MATERIAL SUPPLIED: Begin

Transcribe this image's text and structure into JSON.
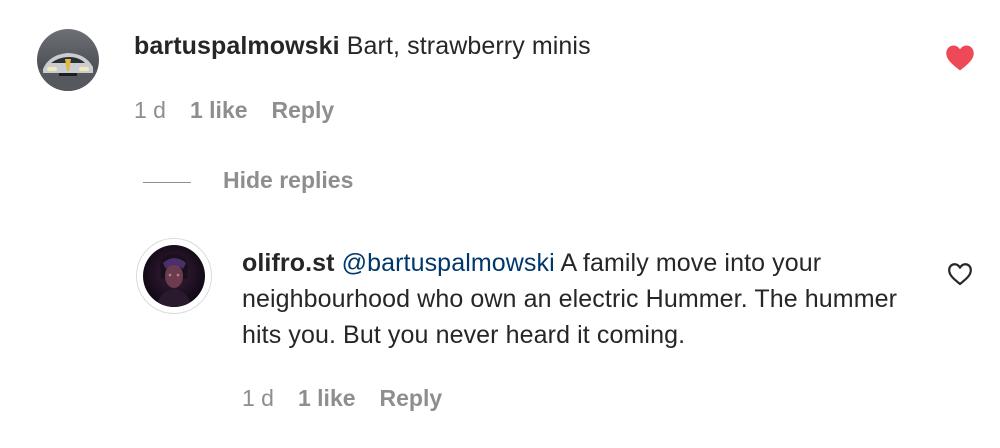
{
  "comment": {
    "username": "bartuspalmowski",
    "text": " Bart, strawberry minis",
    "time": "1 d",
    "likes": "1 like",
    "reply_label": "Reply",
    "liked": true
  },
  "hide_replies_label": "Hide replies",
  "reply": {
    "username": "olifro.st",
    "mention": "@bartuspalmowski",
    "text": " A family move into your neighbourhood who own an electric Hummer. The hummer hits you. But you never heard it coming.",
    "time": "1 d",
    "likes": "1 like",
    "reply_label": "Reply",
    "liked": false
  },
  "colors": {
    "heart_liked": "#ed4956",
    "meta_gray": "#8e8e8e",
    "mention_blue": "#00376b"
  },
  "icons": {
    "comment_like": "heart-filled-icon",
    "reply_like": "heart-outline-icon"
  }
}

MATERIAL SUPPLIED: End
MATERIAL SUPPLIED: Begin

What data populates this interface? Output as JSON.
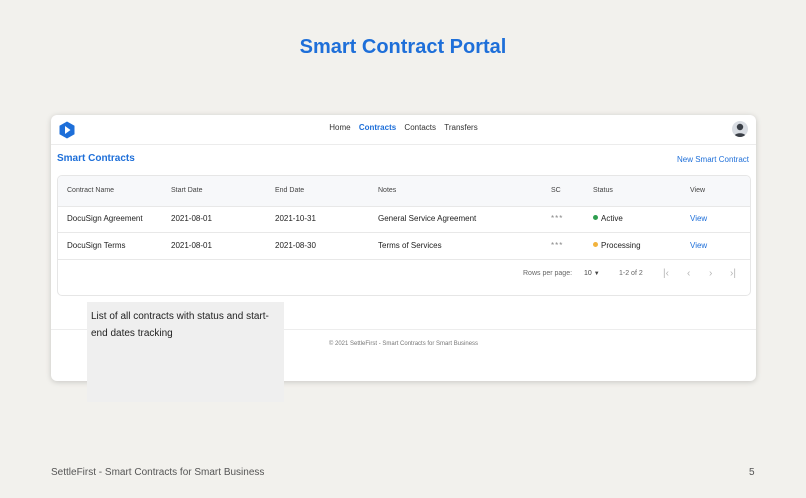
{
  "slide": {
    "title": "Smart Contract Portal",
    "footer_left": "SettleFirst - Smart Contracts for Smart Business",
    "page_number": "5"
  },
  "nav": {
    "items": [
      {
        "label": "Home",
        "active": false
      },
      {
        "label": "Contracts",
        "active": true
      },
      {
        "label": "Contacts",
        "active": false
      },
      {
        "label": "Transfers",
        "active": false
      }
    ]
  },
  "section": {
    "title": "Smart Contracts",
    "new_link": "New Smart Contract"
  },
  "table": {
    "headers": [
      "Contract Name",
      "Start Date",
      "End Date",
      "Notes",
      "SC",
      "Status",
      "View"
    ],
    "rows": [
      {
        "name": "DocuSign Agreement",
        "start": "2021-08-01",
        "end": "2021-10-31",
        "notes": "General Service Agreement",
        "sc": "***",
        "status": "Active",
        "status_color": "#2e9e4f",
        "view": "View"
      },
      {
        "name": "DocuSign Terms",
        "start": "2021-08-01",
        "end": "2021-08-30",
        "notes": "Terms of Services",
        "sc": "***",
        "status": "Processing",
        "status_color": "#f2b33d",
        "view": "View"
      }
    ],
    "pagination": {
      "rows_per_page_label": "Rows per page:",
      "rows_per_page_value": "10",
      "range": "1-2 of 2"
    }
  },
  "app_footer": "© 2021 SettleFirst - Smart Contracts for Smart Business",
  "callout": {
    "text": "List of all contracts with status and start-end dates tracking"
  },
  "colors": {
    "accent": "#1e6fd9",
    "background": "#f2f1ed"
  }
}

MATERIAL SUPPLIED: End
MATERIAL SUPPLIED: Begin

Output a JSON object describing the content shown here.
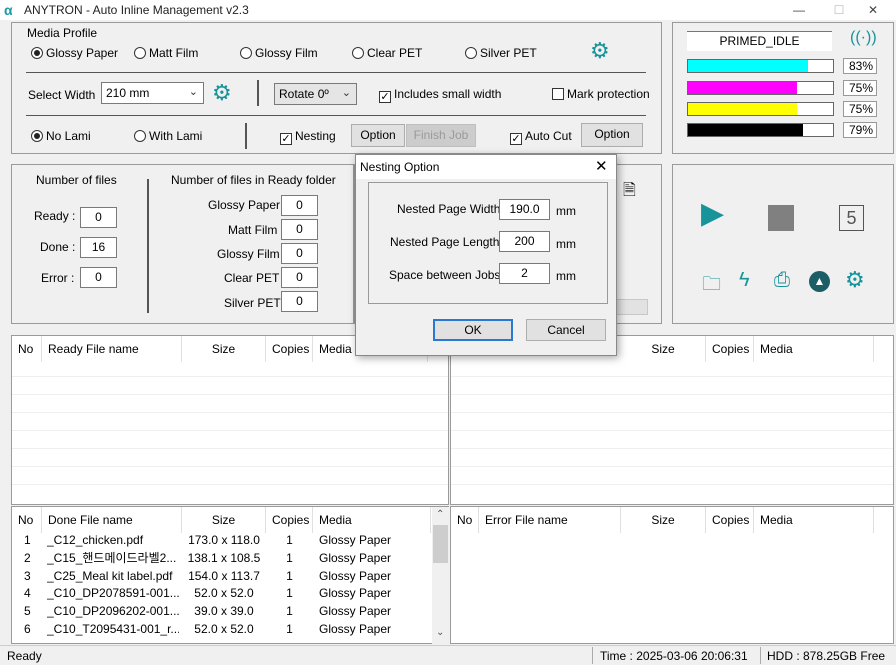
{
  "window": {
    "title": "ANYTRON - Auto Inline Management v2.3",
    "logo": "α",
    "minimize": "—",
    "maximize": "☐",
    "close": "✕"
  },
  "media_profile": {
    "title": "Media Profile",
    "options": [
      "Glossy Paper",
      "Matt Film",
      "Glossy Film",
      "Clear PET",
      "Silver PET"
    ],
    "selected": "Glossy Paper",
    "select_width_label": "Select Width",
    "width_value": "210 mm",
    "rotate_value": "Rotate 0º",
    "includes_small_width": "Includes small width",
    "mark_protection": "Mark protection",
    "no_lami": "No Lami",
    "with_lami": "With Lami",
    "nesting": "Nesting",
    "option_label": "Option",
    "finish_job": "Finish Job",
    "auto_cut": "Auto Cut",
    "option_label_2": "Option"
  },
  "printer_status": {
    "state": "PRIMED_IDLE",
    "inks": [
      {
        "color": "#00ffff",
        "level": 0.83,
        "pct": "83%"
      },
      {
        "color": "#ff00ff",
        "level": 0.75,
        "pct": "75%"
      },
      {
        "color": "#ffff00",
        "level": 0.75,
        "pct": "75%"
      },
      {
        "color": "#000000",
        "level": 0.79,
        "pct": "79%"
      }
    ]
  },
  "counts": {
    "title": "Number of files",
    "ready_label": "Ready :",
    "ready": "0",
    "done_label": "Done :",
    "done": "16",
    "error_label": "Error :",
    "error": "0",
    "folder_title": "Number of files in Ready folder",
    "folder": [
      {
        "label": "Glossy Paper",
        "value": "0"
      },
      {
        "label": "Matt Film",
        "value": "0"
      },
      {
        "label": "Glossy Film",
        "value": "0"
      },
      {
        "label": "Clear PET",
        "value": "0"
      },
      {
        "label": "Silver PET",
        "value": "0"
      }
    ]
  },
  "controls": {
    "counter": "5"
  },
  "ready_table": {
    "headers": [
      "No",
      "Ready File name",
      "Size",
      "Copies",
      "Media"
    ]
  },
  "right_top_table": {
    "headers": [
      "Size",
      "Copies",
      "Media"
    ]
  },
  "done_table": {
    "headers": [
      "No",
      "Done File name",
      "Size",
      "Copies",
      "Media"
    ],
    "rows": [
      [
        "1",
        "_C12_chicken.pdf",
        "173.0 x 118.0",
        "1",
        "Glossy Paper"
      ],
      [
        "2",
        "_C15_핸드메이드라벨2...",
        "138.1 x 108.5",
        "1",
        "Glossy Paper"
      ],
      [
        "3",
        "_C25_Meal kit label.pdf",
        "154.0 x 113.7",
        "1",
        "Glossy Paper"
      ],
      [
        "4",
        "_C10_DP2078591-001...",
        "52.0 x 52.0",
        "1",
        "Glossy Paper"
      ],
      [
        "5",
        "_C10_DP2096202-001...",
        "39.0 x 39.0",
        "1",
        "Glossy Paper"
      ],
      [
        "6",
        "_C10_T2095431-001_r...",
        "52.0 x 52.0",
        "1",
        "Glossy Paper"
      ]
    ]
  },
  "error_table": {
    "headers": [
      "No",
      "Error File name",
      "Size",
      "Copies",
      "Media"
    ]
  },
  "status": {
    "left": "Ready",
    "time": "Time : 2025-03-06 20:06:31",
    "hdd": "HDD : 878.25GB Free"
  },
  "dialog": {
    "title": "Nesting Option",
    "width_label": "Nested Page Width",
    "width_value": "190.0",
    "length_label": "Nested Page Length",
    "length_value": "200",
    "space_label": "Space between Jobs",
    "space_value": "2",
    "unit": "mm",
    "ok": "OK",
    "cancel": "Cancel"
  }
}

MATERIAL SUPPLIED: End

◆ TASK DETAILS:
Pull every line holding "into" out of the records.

◆ EXPECTED ANSWER:
Transcribe this image's text and structure into JSON.
    "text": " A family move into your neighbourhood who own an electric Hummer. The hummer hits you. But you never heard it coming.",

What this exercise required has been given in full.